Ms. Davis states that her partner and friends all smoke. Bringing the baby's father in for a prenatal visit and a joint counseling session may give the Davises motivation to quit together. Do they want their newborn to be in a household filled with secondhand smoke? Having her significant other's support and possibly even a "quitting buddy," may be all Ms. Davis needs to work towards a smoke-free pregnancy.

Although these cases can be frustrating for a physician, the fundamental goal of optimizing the outcome of the pregnancy should never waver. That said, however, we must also remember that medical knowledge has its limitations and medical judgment is fallible. We may anticipate certain outcomes from certain behaviors, but we never know for sure. It is our responsibility as physicians to counsel, inform, and advise. But the autonomy of the patient must be upheld and respected, even if a woman's autonomous decision seems not to promote our beneficence-based obligations to the fetus. We face difficult dilemmas everyday as physicians, and maternal-fetal conflict is one of the most difficult. We are, however, not the police, nor should we resemble them. In order to champion the health of children, we must champion the rights of the mothers who bear them-and that, as physicians and members of society-is our biggest challenge of all.


  1. Christen AG, Christen JA. The female smoker: from addiction to recovery. Am J Med Sci. 2003;326(4):231-234.
  2. Cunningham FG, Gant NF, Leveno KJ, Gilstrap LC 3rd, Hauth JC, Wenstrom KD. Williams Obstetrics. 22nd ed. New York, NY: McGraw Hill; 2005:209.

  3. American College of Obstetricians and Gynecologists.

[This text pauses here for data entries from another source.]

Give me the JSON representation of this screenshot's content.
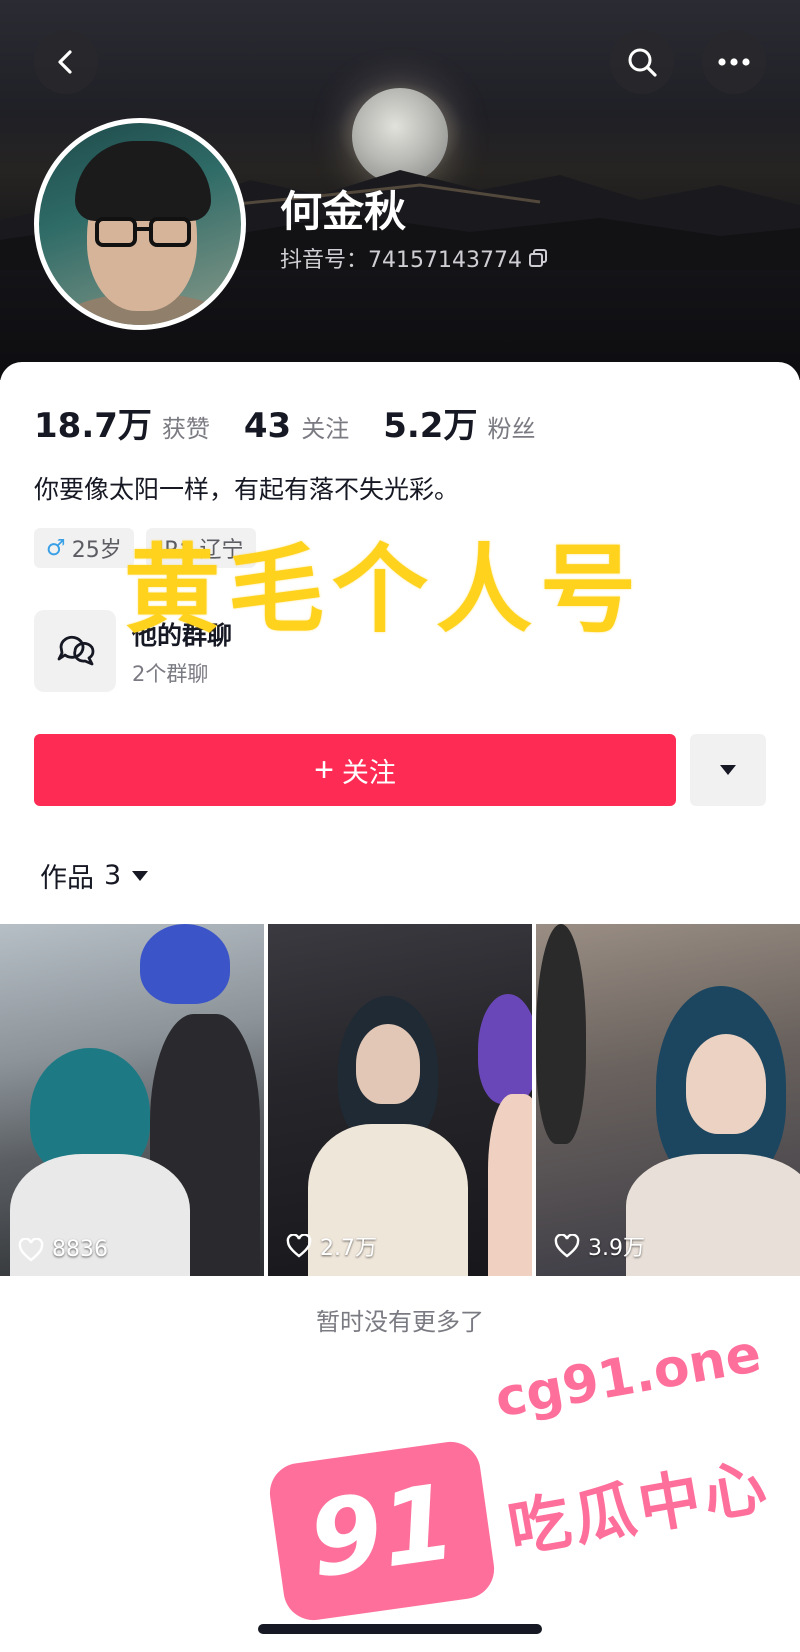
{
  "header": {
    "back_icon": "chevron-left-icon",
    "search_icon": "search-icon",
    "more_icon": "more-horizontal-icon"
  },
  "profile": {
    "name": "何金秋",
    "douyin_id": "抖音号：74157143774",
    "copy_icon": "copy-icon"
  },
  "stats": [
    {
      "value": "18.7万",
      "label": "获赞"
    },
    {
      "value": "43",
      "label": "关注"
    },
    {
      "value": "5.2万",
      "label": "粉丝"
    }
  ],
  "bio": "你要像太阳一样，有起有落不失光彩。",
  "tags": {
    "gender_icon": "♂",
    "age": "25岁",
    "ip": "IP：辽宁"
  },
  "group_chat": {
    "title": "他的群聊",
    "subtitle": "2个群聊",
    "icon": "chat-bubbles-icon"
  },
  "overlay_caption": "黄毛个人号",
  "actions": {
    "follow_plus": "+",
    "follow_label": "关注",
    "dropdown_icon": "triangle-down-icon"
  },
  "works": {
    "label": "作品",
    "count": "3",
    "items": [
      {
        "likes": "8836"
      },
      {
        "likes": "2.7万"
      },
      {
        "likes": "3.9万"
      }
    ]
  },
  "footer_text": "暂时没有更多了",
  "watermark": {
    "number": "91",
    "site": "cg91.one",
    "name": "吃瓜中心"
  },
  "colors": {
    "accent": "#fe2c55",
    "overlay": "#ffd21e",
    "watermark": "#ff6f9b"
  }
}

ACOG Committee Opinion Number 316. Smoking cessation during pregnancy. Obstet Gynecol. 2005;106(4):883-888.

  4. Informed consent. In: American College of Obstetricians and Gynecologists. Ethics in Obstetrics and Gynecology. 2nd ed. Washington, DC: American College of Obstetricians and Gynecologists; 2004:9-17. Accessed July 30, 2007.

  5. American College of Obstetricians and Gynecologists. ACOG Committee Opinion Number 321. Maternal decision making, ethics, and the law. Obstet Gynecol. 2005;106(5 Pt 1):1127-1137.

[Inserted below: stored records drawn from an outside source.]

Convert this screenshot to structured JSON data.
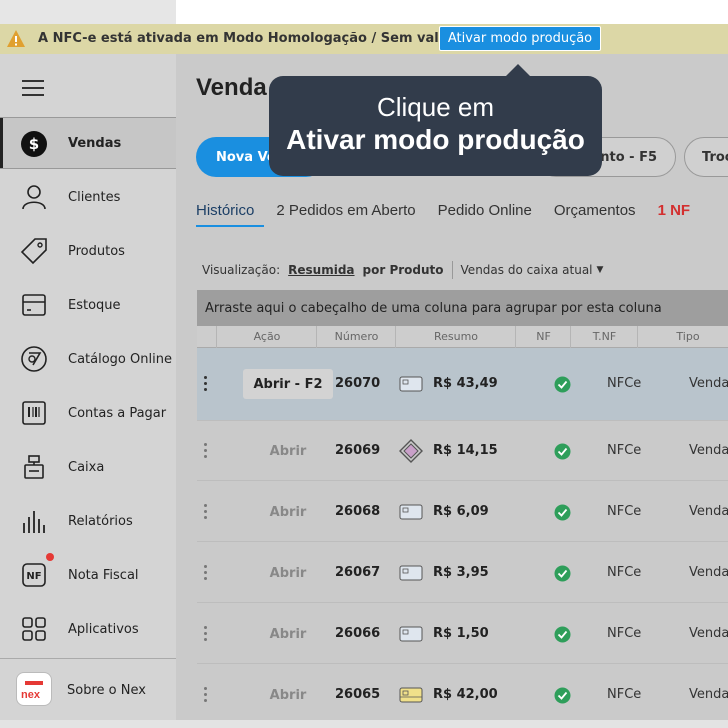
{
  "banner": {
    "text": "A NFC-e está ativada em Modo Homologação / Sem valor fiscal",
    "button_label": "Ativar modo produção"
  },
  "sidebar": {
    "items": [
      {
        "label": "Vendas",
        "icon": "dollar-icon"
      },
      {
        "label": "Clientes",
        "icon": "user-icon"
      },
      {
        "label": "Produtos",
        "icon": "tag-icon"
      },
      {
        "label": "Estoque",
        "icon": "box-icon"
      },
      {
        "label": "Catálogo Online",
        "icon": "catalog-icon"
      },
      {
        "label": "Contas a Pagar",
        "icon": "barcode-icon"
      },
      {
        "label": "Caixa",
        "icon": "register-icon"
      },
      {
        "label": "Relatórios",
        "icon": "bar-chart-icon"
      },
      {
        "label": "Nota Fiscal",
        "icon": "nf-icon"
      },
      {
        "label": "Aplicativos",
        "icon": "apps-icon"
      }
    ],
    "about_label": "Sobre o Nex",
    "logo_text": "nex",
    "nf_icon_text": "NF"
  },
  "main": {
    "title": "Venda",
    "nova_label": "Nova Ve",
    "orc_label": "ento - F5",
    "troc_label": "Troc",
    "tabs": [
      "Histórico",
      "2 Pedidos em Aberto",
      "Pedido Online",
      "Orçamentos",
      "1 NF"
    ],
    "viz_label": "Visualização:",
    "viz_opt1": "Resumida",
    "viz_opt2": "por Produto",
    "viz_dropdown": "Vendas do caixa atual",
    "group_hint": "Arraste aqui o cabeçalho de uma coluna para agrupar por esta coluna",
    "columns": [
      "Ação",
      "Número",
      "Resumo",
      "NF",
      "T.NF",
      "Tipo"
    ],
    "rows": [
      {
        "action": "Abrir - F2",
        "number": "26070",
        "value": "R$ 43,49",
        "payment": "card",
        "tnf": "NFCe",
        "tipo": "Venda"
      },
      {
        "action": "Abrir",
        "number": "26069",
        "value": "R$ 14,15",
        "payment": "pix",
        "tnf": "NFCe",
        "tipo": "Venda"
      },
      {
        "action": "Abrir",
        "number": "26068",
        "value": "R$ 6,09",
        "payment": "card",
        "tnf": "NFCe",
        "tipo": "Venda"
      },
      {
        "action": "Abrir",
        "number": "26067",
        "value": "R$ 3,95",
        "payment": "card",
        "tnf": "NFCe",
        "tipo": "Venda"
      },
      {
        "action": "Abrir",
        "number": "26066",
        "value": "R$ 1,50",
        "payment": "card",
        "tnf": "NFCe",
        "tipo": "Venda"
      },
      {
        "action": "Abrir",
        "number": "26065",
        "value": "R$ 42,00",
        "payment": "card-yellow",
        "tnf": "NFCe",
        "tipo": "Venda"
      }
    ]
  },
  "tooltip": {
    "line1": "Clique em",
    "line2": "Ativar modo produção"
  },
  "colors": {
    "accent": "#1a8fe0",
    "tooltip_bg": "#323c4b",
    "banner_bg": "#dcd7a6",
    "success": "#2e9e5a",
    "alert": "#d32f2f"
  }
}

  6. Minkoff H, Paltrow LM. Melissa Rowland and the rights of pregnant women. Obstet Gynecol. 2004;104(6):1234-1236.
  7. Affidavit in Support of Arrest Warrant D-038033 (Feb. 5, 1992), State v Whitner, No 92-GS-39-670 (SC Ct Gen Sess Pickens County 1992).


Virtual Mentor. 2007;9(9):611-614.



The people and events in this case are fictional. Resemblance to real events or to names of people, living or dead, is entirely coincidental. The viewpoints expressed in this article are those of the author(s) and do not necessarily reflect the views and policies of the AMA.